→ Task details: For the records that follow, give the number of lines in which the word "this" occurs, with nothing added.

Supplied information: Begin

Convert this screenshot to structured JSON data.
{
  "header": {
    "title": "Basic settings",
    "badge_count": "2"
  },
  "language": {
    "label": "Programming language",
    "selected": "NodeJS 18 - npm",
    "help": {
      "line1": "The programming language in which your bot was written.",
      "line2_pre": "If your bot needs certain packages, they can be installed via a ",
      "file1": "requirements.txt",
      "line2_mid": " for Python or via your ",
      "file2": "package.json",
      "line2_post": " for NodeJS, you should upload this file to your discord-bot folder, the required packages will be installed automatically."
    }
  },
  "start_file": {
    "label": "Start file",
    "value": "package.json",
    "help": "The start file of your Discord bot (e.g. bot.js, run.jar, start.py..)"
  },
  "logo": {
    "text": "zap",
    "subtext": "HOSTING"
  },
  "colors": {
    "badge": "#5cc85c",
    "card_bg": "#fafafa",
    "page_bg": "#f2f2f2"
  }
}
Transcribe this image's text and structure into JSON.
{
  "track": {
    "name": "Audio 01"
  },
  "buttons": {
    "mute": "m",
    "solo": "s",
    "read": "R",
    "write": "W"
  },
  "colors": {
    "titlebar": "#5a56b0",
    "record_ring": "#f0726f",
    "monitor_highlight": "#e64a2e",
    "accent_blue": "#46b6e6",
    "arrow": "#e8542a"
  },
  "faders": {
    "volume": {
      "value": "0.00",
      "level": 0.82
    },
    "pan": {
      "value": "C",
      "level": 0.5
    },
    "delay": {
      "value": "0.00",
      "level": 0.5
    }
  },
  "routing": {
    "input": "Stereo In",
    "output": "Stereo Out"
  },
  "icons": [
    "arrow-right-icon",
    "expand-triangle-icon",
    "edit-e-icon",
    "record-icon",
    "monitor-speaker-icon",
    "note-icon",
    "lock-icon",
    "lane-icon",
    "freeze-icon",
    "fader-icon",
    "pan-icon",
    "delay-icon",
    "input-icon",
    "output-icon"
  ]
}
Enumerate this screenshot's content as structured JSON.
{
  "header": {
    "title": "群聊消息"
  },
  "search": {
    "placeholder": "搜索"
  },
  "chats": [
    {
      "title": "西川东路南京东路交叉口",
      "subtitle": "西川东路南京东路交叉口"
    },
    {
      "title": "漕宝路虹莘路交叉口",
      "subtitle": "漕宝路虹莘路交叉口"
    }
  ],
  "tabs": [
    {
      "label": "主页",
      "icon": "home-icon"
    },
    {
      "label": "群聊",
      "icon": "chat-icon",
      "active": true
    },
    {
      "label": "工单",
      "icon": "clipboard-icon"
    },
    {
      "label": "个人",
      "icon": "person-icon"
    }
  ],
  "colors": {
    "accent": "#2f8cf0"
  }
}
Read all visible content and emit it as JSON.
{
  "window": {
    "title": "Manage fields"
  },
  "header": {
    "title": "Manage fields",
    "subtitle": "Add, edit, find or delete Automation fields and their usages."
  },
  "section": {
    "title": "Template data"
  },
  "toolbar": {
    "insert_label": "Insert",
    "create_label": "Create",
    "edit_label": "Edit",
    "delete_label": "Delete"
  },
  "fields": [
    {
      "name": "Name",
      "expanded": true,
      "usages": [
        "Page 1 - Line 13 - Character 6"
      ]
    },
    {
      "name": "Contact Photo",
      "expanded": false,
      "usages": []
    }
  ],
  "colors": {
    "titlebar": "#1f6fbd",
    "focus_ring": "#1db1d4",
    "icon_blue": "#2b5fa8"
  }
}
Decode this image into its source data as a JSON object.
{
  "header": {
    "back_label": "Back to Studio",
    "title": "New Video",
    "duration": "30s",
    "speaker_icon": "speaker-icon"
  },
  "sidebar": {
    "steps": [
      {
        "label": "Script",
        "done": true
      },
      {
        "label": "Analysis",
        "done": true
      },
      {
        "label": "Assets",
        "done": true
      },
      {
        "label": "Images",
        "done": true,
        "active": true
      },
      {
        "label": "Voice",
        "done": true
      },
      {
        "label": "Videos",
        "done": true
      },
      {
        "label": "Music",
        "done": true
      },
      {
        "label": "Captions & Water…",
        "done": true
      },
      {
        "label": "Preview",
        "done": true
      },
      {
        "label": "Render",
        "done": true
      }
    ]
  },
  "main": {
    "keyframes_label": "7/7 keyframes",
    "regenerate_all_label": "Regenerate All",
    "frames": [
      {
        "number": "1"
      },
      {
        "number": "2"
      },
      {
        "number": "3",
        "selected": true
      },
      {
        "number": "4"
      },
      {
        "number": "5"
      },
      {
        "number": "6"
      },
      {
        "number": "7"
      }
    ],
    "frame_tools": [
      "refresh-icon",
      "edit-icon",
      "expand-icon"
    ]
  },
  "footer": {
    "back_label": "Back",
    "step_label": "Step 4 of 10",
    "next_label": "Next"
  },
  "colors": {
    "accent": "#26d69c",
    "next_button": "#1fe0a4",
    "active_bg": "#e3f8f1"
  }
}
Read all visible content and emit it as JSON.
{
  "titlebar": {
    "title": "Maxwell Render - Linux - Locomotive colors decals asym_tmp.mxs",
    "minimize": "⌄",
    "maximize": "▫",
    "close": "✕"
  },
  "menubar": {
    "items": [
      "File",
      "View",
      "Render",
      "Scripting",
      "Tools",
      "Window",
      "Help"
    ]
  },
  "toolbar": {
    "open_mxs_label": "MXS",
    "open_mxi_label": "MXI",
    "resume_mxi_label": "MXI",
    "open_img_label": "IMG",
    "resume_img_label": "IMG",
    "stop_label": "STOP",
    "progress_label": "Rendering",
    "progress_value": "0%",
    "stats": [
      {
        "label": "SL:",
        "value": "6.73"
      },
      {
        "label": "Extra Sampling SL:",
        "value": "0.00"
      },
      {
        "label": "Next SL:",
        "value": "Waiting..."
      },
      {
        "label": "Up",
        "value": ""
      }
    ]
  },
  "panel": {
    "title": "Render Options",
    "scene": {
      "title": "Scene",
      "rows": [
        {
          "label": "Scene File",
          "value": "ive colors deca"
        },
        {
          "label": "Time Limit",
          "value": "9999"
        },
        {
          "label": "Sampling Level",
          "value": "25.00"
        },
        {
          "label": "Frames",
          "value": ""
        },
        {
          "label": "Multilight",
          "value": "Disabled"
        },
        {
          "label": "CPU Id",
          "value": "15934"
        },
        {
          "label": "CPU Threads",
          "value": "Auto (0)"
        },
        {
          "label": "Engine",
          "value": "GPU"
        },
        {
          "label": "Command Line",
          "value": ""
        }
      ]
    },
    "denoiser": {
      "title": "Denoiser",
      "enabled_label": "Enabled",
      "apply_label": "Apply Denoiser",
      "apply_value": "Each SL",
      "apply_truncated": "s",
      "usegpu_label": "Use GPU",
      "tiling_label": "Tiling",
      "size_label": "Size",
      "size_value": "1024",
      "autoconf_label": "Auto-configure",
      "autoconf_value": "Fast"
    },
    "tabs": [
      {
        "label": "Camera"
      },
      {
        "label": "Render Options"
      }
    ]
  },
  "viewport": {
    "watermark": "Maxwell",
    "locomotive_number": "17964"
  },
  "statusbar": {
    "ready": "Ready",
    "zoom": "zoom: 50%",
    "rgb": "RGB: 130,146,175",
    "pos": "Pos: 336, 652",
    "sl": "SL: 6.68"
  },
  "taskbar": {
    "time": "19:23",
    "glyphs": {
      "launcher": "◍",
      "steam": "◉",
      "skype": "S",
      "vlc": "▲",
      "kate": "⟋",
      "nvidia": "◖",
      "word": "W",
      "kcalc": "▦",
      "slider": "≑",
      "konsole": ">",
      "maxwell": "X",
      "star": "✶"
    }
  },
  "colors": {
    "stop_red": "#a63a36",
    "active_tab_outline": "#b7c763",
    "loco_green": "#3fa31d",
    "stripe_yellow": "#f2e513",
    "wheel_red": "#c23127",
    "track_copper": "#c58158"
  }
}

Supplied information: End

→ Response box: 5